## [YOUR OBJECTIVE]
The answer should consist of each line below that contains the word "height".

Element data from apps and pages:
○ ○ ○ ○ ○ ○ ○

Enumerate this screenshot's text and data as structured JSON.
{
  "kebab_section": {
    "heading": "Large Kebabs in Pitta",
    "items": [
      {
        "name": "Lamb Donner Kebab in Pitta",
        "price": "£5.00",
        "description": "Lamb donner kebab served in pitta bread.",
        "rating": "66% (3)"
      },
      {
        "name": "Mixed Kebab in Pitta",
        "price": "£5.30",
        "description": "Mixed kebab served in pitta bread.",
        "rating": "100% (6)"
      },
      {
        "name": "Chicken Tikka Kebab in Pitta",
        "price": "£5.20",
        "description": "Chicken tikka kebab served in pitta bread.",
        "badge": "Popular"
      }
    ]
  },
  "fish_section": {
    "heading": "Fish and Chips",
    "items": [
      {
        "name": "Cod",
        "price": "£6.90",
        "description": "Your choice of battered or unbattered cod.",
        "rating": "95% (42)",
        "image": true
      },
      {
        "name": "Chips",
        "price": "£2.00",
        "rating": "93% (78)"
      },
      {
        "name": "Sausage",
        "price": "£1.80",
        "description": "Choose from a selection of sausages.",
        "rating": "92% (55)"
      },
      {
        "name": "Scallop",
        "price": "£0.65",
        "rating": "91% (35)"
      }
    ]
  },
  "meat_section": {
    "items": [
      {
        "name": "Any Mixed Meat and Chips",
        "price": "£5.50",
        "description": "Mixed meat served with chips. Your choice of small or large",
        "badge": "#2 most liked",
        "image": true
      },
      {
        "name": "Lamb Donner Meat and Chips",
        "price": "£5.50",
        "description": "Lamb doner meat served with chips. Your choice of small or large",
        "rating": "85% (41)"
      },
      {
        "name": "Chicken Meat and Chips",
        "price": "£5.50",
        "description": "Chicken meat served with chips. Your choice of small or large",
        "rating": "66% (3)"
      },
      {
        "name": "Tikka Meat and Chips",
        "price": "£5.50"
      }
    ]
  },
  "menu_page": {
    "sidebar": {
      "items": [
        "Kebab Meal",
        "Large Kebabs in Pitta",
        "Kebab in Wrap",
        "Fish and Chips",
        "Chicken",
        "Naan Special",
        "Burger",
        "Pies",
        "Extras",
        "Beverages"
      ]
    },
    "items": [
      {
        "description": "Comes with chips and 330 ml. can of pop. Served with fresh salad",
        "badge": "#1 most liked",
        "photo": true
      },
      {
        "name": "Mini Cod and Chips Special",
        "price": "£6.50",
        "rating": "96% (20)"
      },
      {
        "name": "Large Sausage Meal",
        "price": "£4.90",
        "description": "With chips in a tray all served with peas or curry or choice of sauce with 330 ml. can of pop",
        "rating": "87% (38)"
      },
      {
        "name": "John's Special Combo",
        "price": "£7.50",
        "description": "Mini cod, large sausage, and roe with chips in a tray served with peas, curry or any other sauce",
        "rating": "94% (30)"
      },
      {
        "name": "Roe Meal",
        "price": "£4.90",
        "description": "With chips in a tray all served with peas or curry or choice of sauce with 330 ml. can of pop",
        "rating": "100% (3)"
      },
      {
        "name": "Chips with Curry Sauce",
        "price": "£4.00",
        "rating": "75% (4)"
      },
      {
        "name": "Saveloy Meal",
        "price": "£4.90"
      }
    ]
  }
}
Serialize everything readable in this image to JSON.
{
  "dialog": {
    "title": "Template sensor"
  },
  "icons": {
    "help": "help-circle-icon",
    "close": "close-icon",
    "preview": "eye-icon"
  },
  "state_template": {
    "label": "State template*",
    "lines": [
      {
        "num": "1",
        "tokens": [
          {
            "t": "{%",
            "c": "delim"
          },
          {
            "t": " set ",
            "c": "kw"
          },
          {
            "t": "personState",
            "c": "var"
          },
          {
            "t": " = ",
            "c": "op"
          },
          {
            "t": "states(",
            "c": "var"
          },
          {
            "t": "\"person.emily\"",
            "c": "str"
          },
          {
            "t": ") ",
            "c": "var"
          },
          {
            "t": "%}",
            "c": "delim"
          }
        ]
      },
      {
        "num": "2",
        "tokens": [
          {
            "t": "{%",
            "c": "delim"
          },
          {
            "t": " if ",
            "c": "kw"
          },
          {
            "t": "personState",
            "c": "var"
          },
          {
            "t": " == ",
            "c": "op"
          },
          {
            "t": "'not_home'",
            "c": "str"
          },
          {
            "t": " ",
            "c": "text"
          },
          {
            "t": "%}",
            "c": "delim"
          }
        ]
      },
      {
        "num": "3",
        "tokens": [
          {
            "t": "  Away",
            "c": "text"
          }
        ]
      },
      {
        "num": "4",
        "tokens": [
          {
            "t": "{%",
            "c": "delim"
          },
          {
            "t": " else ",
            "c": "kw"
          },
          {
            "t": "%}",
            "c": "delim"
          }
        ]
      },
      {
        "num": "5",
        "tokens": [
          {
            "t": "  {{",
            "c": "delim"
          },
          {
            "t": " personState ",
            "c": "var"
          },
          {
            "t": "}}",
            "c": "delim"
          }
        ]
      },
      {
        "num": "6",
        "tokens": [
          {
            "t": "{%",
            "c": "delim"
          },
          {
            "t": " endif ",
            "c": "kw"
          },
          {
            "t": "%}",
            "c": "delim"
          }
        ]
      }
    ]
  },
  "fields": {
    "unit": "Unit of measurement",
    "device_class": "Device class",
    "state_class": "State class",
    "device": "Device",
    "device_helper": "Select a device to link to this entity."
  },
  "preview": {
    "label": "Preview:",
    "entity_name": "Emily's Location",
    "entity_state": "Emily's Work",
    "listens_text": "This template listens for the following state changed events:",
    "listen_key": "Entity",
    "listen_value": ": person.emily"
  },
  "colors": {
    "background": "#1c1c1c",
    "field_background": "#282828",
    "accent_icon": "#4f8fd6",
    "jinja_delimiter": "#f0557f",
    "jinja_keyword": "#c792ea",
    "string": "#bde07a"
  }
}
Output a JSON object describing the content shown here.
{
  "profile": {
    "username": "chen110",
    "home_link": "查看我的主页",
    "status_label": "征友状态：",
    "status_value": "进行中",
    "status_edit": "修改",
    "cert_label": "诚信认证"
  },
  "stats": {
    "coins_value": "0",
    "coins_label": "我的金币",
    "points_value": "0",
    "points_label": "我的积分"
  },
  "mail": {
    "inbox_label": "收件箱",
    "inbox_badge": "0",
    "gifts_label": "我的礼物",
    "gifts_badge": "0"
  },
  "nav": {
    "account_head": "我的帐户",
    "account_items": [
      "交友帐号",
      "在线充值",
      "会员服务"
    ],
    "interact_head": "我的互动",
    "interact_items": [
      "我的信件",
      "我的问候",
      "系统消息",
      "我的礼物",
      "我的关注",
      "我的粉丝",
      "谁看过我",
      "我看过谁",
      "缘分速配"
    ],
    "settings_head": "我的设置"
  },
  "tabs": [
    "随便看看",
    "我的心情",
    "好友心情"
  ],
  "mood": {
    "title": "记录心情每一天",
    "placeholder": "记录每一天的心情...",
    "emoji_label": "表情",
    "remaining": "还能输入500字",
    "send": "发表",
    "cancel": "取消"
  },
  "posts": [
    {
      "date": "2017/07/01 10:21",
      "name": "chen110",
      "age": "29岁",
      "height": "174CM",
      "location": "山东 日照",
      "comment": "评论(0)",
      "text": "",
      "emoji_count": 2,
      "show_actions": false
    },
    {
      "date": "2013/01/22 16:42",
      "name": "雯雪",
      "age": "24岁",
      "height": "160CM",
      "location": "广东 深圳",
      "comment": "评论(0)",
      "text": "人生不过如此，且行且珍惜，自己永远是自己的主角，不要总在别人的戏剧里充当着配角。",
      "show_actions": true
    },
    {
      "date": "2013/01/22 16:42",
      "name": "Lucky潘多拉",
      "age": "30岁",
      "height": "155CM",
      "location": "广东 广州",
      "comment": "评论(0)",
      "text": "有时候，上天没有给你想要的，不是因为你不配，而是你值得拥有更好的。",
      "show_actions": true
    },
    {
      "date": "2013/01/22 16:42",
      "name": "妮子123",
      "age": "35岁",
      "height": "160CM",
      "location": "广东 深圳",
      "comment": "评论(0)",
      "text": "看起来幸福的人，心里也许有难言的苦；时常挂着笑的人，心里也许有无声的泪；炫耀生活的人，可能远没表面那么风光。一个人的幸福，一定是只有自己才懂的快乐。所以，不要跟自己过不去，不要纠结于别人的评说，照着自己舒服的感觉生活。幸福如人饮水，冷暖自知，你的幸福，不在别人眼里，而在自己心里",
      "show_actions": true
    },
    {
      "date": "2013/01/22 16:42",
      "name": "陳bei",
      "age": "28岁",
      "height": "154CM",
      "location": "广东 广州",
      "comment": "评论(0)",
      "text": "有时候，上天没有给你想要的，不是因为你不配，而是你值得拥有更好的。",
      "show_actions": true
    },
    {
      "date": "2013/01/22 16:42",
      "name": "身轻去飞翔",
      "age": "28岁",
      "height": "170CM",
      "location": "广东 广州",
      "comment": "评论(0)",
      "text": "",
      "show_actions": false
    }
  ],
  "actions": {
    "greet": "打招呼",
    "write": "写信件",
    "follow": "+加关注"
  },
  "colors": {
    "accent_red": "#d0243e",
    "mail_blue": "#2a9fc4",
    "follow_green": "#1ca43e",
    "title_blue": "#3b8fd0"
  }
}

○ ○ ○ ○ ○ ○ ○

## [ANSWER BOX]
      "height": "174CM",
      "height": "160CM",
      "height": "155CM",
      "height": "160CM",
      "height": "154CM",
      "height": "170CM",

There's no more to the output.